# Problem requirements
Give the entries again exactly. Skip the pictures.
(Data for processing Opens)
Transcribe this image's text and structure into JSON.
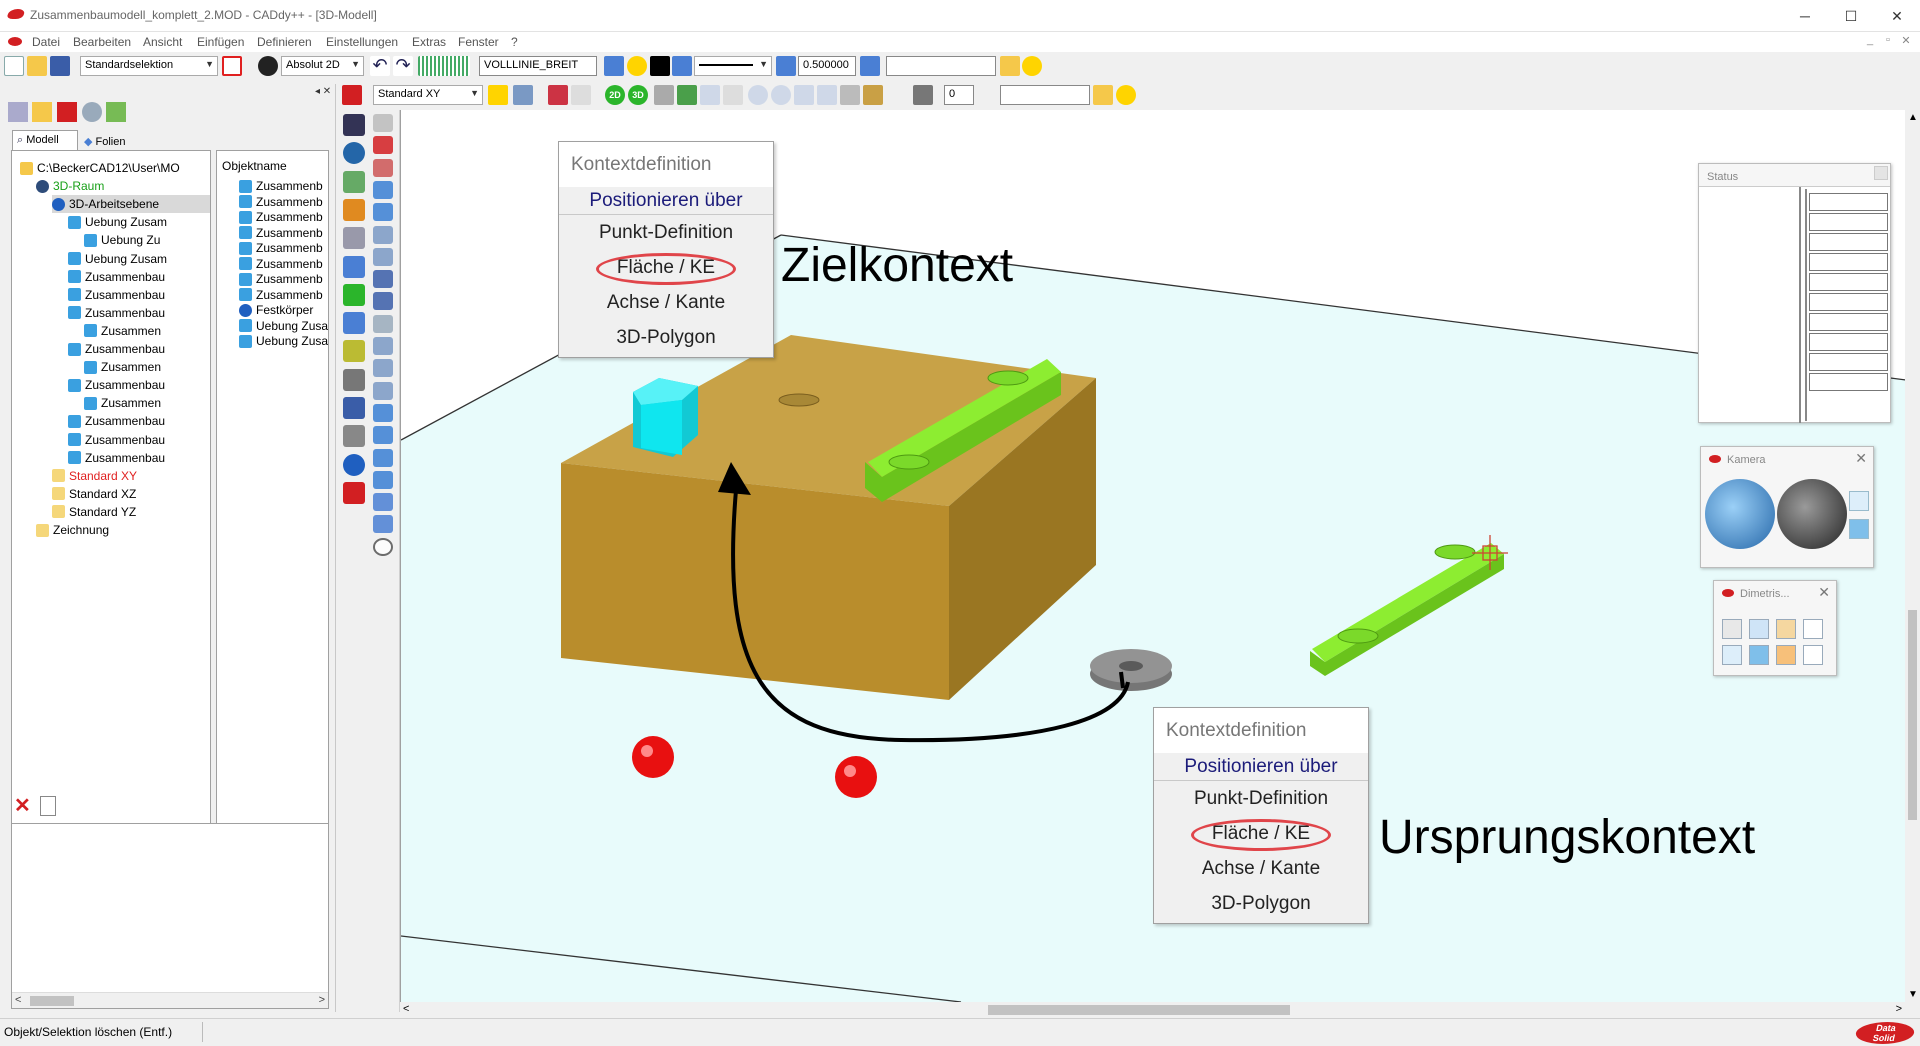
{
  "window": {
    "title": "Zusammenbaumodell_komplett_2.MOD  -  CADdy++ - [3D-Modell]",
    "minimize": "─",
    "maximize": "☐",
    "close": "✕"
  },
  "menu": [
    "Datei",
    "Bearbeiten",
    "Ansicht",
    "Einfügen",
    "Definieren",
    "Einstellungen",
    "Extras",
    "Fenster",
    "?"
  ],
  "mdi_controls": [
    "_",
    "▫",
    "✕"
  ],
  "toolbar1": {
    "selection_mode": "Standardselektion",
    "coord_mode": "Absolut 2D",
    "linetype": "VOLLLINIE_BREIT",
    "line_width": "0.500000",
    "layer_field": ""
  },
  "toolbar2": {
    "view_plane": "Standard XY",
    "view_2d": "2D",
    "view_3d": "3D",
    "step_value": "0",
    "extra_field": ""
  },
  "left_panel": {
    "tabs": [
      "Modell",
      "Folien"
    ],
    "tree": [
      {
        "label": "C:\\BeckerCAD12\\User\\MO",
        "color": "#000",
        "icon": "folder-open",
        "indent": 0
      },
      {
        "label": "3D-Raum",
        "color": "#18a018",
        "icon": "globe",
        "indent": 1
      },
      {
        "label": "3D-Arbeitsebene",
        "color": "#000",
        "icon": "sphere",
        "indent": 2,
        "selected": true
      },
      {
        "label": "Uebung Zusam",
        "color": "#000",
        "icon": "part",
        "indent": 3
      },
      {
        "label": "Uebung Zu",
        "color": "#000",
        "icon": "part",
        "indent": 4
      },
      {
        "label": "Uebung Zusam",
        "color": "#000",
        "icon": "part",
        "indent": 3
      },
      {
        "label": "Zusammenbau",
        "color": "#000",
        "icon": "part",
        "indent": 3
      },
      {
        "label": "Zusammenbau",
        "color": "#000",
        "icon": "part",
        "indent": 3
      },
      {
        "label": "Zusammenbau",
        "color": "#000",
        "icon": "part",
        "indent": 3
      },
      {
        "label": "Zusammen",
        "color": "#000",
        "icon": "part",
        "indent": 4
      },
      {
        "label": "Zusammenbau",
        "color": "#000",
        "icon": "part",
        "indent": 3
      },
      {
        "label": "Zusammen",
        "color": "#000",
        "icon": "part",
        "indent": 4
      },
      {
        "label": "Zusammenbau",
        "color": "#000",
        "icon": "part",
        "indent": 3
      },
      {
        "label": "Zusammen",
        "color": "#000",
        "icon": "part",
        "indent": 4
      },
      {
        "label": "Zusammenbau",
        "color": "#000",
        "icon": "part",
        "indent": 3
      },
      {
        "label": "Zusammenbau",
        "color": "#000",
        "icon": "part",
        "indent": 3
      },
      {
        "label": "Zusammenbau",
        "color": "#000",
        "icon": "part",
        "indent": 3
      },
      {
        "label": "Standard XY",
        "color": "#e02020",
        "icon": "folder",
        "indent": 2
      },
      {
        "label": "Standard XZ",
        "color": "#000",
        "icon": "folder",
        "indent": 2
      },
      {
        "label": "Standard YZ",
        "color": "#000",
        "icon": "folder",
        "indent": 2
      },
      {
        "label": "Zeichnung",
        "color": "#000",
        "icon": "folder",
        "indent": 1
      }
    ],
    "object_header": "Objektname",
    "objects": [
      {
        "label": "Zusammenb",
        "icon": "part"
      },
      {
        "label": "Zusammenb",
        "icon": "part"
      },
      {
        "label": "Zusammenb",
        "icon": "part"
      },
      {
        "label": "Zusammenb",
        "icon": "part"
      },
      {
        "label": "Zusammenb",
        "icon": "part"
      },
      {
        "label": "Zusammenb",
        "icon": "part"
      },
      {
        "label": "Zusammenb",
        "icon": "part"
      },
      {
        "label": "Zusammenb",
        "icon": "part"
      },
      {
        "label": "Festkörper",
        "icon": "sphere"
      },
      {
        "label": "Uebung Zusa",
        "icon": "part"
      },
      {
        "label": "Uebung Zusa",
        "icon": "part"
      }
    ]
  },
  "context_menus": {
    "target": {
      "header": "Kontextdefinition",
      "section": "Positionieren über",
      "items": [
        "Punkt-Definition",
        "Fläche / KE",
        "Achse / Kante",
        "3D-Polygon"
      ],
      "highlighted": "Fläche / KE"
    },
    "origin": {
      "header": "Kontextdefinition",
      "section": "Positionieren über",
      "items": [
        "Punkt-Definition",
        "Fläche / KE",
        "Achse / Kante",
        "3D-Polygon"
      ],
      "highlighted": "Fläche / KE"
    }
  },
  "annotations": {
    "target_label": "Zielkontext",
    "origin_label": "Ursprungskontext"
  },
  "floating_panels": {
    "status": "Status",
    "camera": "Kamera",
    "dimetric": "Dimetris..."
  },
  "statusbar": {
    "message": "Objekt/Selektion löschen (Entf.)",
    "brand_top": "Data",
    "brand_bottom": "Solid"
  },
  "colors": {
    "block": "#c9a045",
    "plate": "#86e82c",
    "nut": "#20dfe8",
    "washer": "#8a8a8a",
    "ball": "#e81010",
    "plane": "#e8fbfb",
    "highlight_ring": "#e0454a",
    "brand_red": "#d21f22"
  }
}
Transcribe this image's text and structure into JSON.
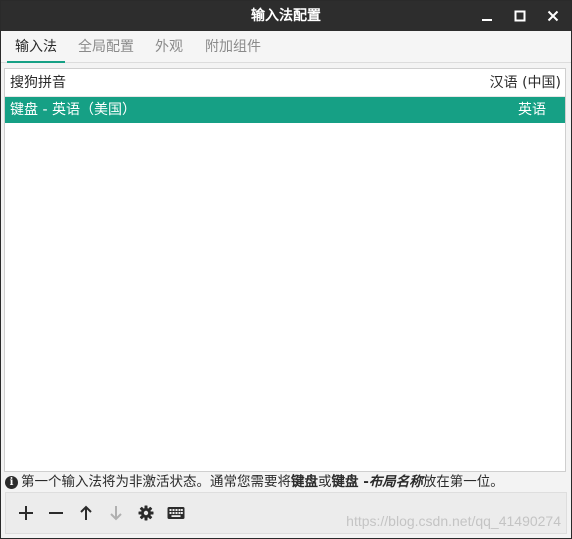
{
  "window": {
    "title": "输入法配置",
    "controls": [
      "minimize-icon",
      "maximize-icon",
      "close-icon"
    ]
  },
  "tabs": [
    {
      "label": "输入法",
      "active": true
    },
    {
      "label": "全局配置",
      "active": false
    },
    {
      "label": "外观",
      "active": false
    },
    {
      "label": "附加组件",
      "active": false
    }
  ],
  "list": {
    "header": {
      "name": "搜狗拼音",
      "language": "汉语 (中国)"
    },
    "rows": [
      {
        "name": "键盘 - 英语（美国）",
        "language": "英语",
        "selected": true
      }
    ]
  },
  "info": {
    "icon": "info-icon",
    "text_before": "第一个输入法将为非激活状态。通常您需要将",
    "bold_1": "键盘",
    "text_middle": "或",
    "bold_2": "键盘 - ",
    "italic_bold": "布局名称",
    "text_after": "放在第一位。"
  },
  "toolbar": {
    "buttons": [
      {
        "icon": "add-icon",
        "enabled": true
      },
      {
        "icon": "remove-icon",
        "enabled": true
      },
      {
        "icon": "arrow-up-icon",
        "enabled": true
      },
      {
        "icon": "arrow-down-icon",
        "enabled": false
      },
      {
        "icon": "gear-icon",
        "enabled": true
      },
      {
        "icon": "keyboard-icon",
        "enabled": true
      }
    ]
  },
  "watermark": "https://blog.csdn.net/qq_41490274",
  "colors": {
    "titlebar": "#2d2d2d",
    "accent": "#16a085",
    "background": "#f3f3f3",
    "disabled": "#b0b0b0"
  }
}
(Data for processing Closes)
# Solution to this problem
Transcribe this image's text and structure into JSON.
{
  "window": {
    "title": "Zusammenbaumodell_komplett_2.MOD  -  CADdy++ - [3D-Modell]",
    "minimize": "─",
    "maximize": "☐",
    "close": "✕"
  },
  "menu": [
    "Datei",
    "Bearbeiten",
    "Ansicht",
    "Einfügen",
    "Definieren",
    "Einstellungen",
    "Extras",
    "Fenster",
    "?"
  ],
  "mdi_controls": [
    "_",
    "▫",
    "✕"
  ],
  "toolbar1": {
    "selection_mode": "Standardselektion",
    "coord_mode": "Absolut 2D",
    "linetype": "VOLLLINIE_BREIT",
    "line_width": "0.500000",
    "layer_field": ""
  },
  "toolbar2": {
    "view_plane": "Standard XY",
    "view_2d": "2D",
    "view_3d": "3D",
    "step_value": "0",
    "extra_field": ""
  },
  "left_panel": {
    "tabs": [
      "Modell",
      "Folien"
    ],
    "tree": [
      {
        "label": "C:\\BeckerCAD12\\User\\MO",
        "color": "#000",
        "icon": "folder-open",
        "indent": 0
      },
      {
        "label": "3D-Raum",
        "color": "#18a018",
        "icon": "globe",
        "indent": 1
      },
      {
        "label": "3D-Arbeitsebene",
        "color": "#000",
        "icon": "sphere",
        "indent": 2,
        "selected": true
      },
      {
        "label": "Uebung Zusam",
        "color": "#000",
        "icon": "part",
        "indent": 3
      },
      {
        "label": "Uebung Zu",
        "color": "#000",
        "icon": "part",
        "indent": 4
      },
      {
        "label": "Uebung Zusam",
        "color": "#000",
        "icon": "part",
        "indent": 3
      },
      {
        "label": "Zusammenbau",
        "color": "#000",
        "icon": "part",
        "indent": 3
      },
      {
        "label": "Zusammenbau",
        "color": "#000",
        "icon": "part",
        "indent": 3
      },
      {
        "label": "Zusammenbau",
        "color": "#000",
        "icon": "part",
        "indent": 3
      },
      {
        "label": "Zusammen",
        "color": "#000",
        "icon": "part",
        "indent": 4
      },
      {
        "label": "Zusammenbau",
        "color": "#000",
        "icon": "part",
        "indent": 3
      },
      {
        "label": "Zusammen",
        "color": "#000",
        "icon": "part",
        "indent": 4
      },
      {
        "label": "Zusammenbau",
        "color": "#000",
        "icon": "part",
        "indent": 3
      },
      {
        "label": "Zusammen",
        "color": "#000",
        "icon": "part",
        "indent": 4
      },
      {
        "label": "Zusammenbau",
        "color": "#000",
        "icon": "part",
        "indent": 3
      },
      {
        "label": "Zusammenbau",
        "color": "#000",
        "icon": "part",
        "indent": 3
      },
      {
        "label": "Zusammenbau",
        "color": "#000",
        "icon": "part",
        "indent": 3
      },
      {
        "label": "Standard XY",
        "color": "#e02020",
        "icon": "folder",
        "indent": 2
      },
      {
        "label": "Standard XZ",
        "color": "#000",
        "icon": "folder",
        "indent": 2
      },
      {
        "label": "Standard YZ",
        "color": "#000",
        "icon": "folder",
        "indent": 2
      },
      {
        "label": "Zeichnung",
        "color": "#000",
        "icon": "folder",
        "indent": 1
      }
    ],
    "object_header": "Objektname",
    "objects": [
      {
        "label": "Zusammenb",
        "icon": "part"
      },
      {
        "label": "Zusammenb",
        "icon": "part"
      },
      {
        "label": "Zusammenb",
        "icon": "part"
      },
      {
        "label": "Zusammenb",
        "icon": "part"
      },
      {
        "label": "Zusammenb",
        "icon": "part"
      },
      {
        "label": "Zusammenb",
        "icon": "part"
      },
      {
        "label": "Zusammenb",
        "icon": "part"
      },
      {
        "label": "Zusammenb",
        "icon": "part"
      },
      {
        "label": "Festkörper",
        "icon": "sphere"
      },
      {
        "label": "Uebung Zusa",
        "icon": "part"
      },
      {
        "label": "Uebung Zusa",
        "icon": "part"
      }
    ]
  },
  "context_menus": {
    "target": {
      "header": "Kontextdefinition",
      "section": "Positionieren über",
      "items": [
        "Punkt-Definition",
        "Fläche / KE",
        "Achse / Kante",
        "3D-Polygon"
      ],
      "highlighted": "Fläche / KE"
    },
    "origin": {
      "header": "Kontextdefinition",
      "section": "Positionieren über",
      "items": [
        "Punkt-Definition",
        "Fläche / KE",
        "Achse / Kante",
        "3D-Polygon"
      ],
      "highlighted": "Fläche / KE"
    }
  },
  "annotations": {
    "target_label": "Zielkontext",
    "origin_label": "Ursprungskontext"
  },
  "floating_panels": {
    "status": "Status",
    "camera": "Kamera",
    "dimetric": "Dimetris..."
  },
  "statusbar": {
    "message": "Objekt/Selektion löschen (Entf.)",
    "brand_top": "Data",
    "brand_bottom": "Solid"
  },
  "colors": {
    "block": "#c9a045",
    "plate": "#86e82c",
    "nut": "#20dfe8",
    "washer": "#8a8a8a",
    "ball": "#e81010",
    "plane": "#e8fbfb",
    "highlight_ring": "#e0454a",
    "brand_red": "#d21f22"
  }
}
Transcribe this image's text and structure into JSON.
{
  "window": {
    "title": "输入法配置",
    "controls": [
      "minimize-icon",
      "maximize-icon",
      "close-icon"
    ]
  },
  "tabs": [
    {
      "label": "输入法",
      "active": true
    },
    {
      "label": "全局配置",
      "active": false
    },
    {
      "label": "外观",
      "active": false
    },
    {
      "label": "附加组件",
      "active": false
    }
  ],
  "list": {
    "header": {
      "name": "搜狗拼音",
      "language": "汉语 (中国)"
    },
    "rows": [
      {
        "name": "键盘 - 英语（美国）",
        "language": "英语",
        "selected": true
      }
    ]
  },
  "info": {
    "icon": "info-icon",
    "text_before": "第一个输入法将为非激活状态。通常您需要将",
    "bold_1": "键盘",
    "text_middle": "或",
    "bold_2": "键盘 - ",
    "italic_bold": "布局名称",
    "text_after": "放在第一位。"
  },
  "toolbar": {
    "buttons": [
      {
        "icon": "add-icon",
        "enabled": true
      },
      {
        "icon": "remove-icon",
        "enabled": true
      },
      {
        "icon": "arrow-up-icon",
        "enabled": true
      },
      {
        "icon": "arrow-down-icon",
        "enabled": false
      },
      {
        "icon": "gear-icon",
        "enabled": true
      },
      {
        "icon": "keyboard-icon",
        "enabled": true
      }
    ]
  },
  "watermark": "https://blog.csdn.net/qq_41490274",
  "colors": {
    "titlebar": "#2d2d2d",
    "accent": "#16a085",
    "background": "#f3f3f3",
    "disabled": "#b0b0b0"
  }
}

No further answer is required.